> _Task objective_: An exact copy of all the data below is required.

Dataset rows describing interfaces:
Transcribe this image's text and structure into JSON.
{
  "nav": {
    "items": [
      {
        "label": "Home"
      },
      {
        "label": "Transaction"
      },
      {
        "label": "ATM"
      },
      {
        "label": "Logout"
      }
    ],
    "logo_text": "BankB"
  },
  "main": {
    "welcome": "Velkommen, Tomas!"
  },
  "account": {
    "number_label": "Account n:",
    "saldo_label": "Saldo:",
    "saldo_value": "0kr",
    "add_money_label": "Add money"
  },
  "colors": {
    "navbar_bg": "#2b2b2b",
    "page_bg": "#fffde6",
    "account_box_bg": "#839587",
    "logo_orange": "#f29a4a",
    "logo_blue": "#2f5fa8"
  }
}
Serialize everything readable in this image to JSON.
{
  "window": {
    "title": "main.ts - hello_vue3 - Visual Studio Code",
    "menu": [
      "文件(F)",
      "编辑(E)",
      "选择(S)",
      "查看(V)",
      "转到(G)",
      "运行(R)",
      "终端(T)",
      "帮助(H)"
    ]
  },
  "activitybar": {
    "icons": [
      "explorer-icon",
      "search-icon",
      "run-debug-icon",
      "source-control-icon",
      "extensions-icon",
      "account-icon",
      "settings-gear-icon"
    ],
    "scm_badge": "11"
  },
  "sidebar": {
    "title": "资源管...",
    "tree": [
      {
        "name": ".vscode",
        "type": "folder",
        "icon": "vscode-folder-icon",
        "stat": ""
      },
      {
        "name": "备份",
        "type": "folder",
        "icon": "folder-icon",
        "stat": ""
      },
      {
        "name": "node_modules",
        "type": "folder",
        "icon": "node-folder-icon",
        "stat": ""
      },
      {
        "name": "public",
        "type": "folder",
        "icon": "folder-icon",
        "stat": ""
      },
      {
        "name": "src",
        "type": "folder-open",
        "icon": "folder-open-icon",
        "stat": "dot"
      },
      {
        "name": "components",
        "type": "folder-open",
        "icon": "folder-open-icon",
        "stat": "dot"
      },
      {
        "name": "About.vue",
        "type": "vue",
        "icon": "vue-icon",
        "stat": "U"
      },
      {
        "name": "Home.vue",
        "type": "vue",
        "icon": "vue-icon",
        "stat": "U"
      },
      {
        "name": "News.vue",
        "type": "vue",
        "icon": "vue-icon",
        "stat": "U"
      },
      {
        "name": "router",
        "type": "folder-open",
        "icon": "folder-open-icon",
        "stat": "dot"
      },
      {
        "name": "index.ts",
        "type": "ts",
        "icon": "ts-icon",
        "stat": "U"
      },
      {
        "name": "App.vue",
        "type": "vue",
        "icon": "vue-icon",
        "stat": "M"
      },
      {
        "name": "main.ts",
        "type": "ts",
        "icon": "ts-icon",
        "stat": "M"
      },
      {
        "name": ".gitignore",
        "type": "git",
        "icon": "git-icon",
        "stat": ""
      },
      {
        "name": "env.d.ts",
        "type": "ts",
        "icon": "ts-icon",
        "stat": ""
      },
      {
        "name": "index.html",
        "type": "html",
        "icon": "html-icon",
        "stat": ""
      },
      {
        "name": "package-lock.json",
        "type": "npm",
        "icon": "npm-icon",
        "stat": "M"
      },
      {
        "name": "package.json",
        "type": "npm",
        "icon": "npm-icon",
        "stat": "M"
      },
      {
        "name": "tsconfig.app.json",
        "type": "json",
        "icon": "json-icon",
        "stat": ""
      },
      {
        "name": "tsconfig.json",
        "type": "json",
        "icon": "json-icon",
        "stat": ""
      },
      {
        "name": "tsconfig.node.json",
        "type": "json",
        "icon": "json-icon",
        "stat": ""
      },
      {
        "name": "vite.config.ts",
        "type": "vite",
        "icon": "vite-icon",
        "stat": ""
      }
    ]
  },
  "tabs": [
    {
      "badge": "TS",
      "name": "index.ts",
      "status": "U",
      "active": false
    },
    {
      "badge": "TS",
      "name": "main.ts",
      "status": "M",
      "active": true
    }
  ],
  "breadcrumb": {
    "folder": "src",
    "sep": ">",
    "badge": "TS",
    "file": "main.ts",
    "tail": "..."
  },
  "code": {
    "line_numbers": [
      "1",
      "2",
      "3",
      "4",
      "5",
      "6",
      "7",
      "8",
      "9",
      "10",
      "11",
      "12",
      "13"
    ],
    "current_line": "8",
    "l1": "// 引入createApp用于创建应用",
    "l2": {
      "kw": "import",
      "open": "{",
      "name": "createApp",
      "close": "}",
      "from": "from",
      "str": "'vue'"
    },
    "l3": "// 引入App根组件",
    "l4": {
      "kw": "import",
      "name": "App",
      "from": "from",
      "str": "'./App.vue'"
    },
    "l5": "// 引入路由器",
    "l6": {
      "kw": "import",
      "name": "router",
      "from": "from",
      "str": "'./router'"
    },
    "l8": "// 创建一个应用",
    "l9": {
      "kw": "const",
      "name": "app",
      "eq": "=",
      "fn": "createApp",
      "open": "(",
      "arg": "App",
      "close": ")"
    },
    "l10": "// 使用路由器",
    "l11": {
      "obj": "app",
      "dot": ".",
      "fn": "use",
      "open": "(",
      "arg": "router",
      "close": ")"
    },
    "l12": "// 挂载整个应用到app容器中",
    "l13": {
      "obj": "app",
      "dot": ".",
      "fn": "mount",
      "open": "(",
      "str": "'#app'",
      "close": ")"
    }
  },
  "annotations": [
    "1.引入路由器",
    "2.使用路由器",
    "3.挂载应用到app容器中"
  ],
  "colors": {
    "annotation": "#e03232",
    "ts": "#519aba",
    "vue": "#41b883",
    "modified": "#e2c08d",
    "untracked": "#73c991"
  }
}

> _Solution for this exercise_:
Transcribe this image's text and structure into JSON.
{
  "nav": {
    "items": [
      {
        "label": "Home"
      },
      {
        "label": "Transaction"
      },
      {
        "label": "ATM"
      },
      {
        "label": "Logout"
      }
    ],
    "logo_text": "BankB"
  },
  "main": {
    "welcome": "Velkommen, Tomas!"
  },
  "account": {
    "number_label": "Account n:",
    "saldo_label": "Saldo:",
    "saldo_value": "0kr",
    "add_money_label": "Add money"
  },
  "colors": {
    "navbar_bg": "#2b2b2b",
    "page_bg": "#fffde6",
    "account_box_bg": "#839587",
    "logo_orange": "#f29a4a",
    "logo_blue": "#2f5fa8"
  }
}
Serialize everything readable in this image to JSON.
{
  "window": {
    "title": "main.ts - hello_vue3 - Visual Studio Code",
    "menu": [
      "文件(F)",
      "编辑(E)",
      "选择(S)",
      "查看(V)",
      "转到(G)",
      "运行(R)",
      "终端(T)",
      "帮助(H)"
    ]
  },
  "activitybar": {
    "icons": [
      "explorer-icon",
      "search-icon",
      "run-debug-icon",
      "source-control-icon",
      "extensions-icon",
      "account-icon",
      "settings-gear-icon"
    ],
    "scm_badge": "11"
  },
  "sidebar": {
    "title": "资源管...",
    "tree": [
      {
        "name": ".vscode",
        "type": "folder",
        "icon": "vscode-folder-icon",
        "stat": ""
      },
      {
        "name": "备份",
        "type": "folder",
        "icon": "folder-icon",
        "stat": ""
      },
      {
        "name": "node_modules",
        "type": "folder",
        "icon": "node-folder-icon",
        "stat": ""
      },
      {
        "name": "public",
        "type": "folder",
        "icon": "folder-icon",
        "stat": ""
      },
      {
        "name": "src",
        "type": "folder-open",
        "icon": "folder-open-icon",
        "stat": "dot"
      },
      {
        "name": "components",
        "type": "folder-open",
        "icon": "folder-open-icon",
        "stat": "dot"
      },
      {
        "name": "About.vue",
        "type": "vue",
        "icon": "vue-icon",
        "stat": "U"
      },
      {
        "name": "Home.vue",
        "type": "vue",
        "icon": "vue-icon",
        "stat": "U"
      },
      {
        "name": "News.vue",
        "type": "vue",
        "icon": "vue-icon",
        "stat": "U"
      },
      {
        "name": "router",
        "type": "folder-open",
        "icon": "folder-open-icon",
        "stat": "dot"
      },
      {
        "name": "index.ts",
        "type": "ts",
        "icon": "ts-icon",
        "stat": "U"
      },
      {
        "name": "App.vue",
        "type": "vue",
        "icon": "vue-icon",
        "stat": "M"
      },
      {
        "name": "main.ts",
        "type": "ts",
        "icon": "ts-icon",
        "stat": "M"
      },
      {
        "name": ".gitignore",
        "type": "git",
        "icon": "git-icon",
        "stat": ""
      },
      {
        "name": "env.d.ts",
        "type": "ts",
        "icon": "ts-icon",
        "stat": ""
      },
      {
        "name": "index.html",
        "type": "html",
        "icon": "html-icon",
        "stat": ""
      },
      {
        "name": "package-lock.json",
        "type": "npm",
        "icon": "npm-icon",
        "stat": "M"
      },
      {
        "name": "package.json",
        "type": "npm",
        "icon": "npm-icon",
        "stat": "M"
      },
      {
        "name": "tsconfig.app.json",
        "type": "json",
        "icon": "json-icon",
        "stat": ""
      },
      {
        "name": "tsconfig.json",
        "type": "json",
        "icon": "json-icon",
        "stat": ""
      },
      {
        "name": "tsconfig.node.json",
        "type": "json",
        "icon": "json-icon",
        "stat": ""
      },
      {
        "name": "vite.config.ts",
        "type": "vite",
        "icon": "vite-icon",
        "stat": ""
      }
    ]
  },
  "tabs": [
    {
      "badge": "TS",
      "name": "index.ts",
      "status": "U",
      "active": false
    },
    {
      "badge": "TS",
      "name": "main.ts",
      "status": "M",
      "active": true
    }
  ],
  "breadcrumb": {
    "folder": "src",
    "sep": ">",
    "badge": "TS",
    "file": "main.ts",
    "tail": "..."
  },
  "code": {
    "line_numbers": [
      "1",
      "2",
      "3",
      "4",
      "5",
      "6",
      "7",
      "8",
      "9",
      "10",
      "11",
      "12",
      "13"
    ],
    "current_line": "8",
    "l1": "// 引入createApp用于创建应用",
    "l2": {
      "kw": "import",
      "open": "{",
      "name": "createApp",
      "close": "}",
      "from": "from",
      "str": "'vue'"
    },
    "l3": "// 引入App根组件",
    "l4": {
      "kw": "import",
      "name": "App",
      "from": "from",
      "str": "'./App.vue'"
    },
    "l5": "// 引入路由器",
    "l6": {
      "kw": "import",
      "name": "router",
      "from": "from",
      "str": "'./router'"
    },
    "l8": "// 创建一个应用",
    "l9": {
      "kw": "const",
      "name": "app",
      "eq": "=",
      "fn": "createApp",
      "open": "(",
      "arg": "App",
      "close": ")"
    },
    "l10": "// 使用路由器",
    "l11": {
      "obj": "app",
      "dot": ".",
      "fn": "use",
      "open": "(",
      "arg": "router",
      "close": ")"
    },
    "l12": "// 挂载整个应用到app容器中",
    "l13": {
      "obj": "app",
      "dot": ".",
      "fn": "mount",
      "open": "(",
      "str": "'#app'",
      "close": ")"
    }
  },
  "annotations": [
    "1.引入路由器",
    "2.使用路由器",
    "3.挂载应用到app容器中"
  ],
  "colors": {
    "annotation": "#e03232",
    "ts": "#519aba",
    "vue": "#41b883",
    "modified": "#e2c08d",
    "untracked": "#73c991"
  }
}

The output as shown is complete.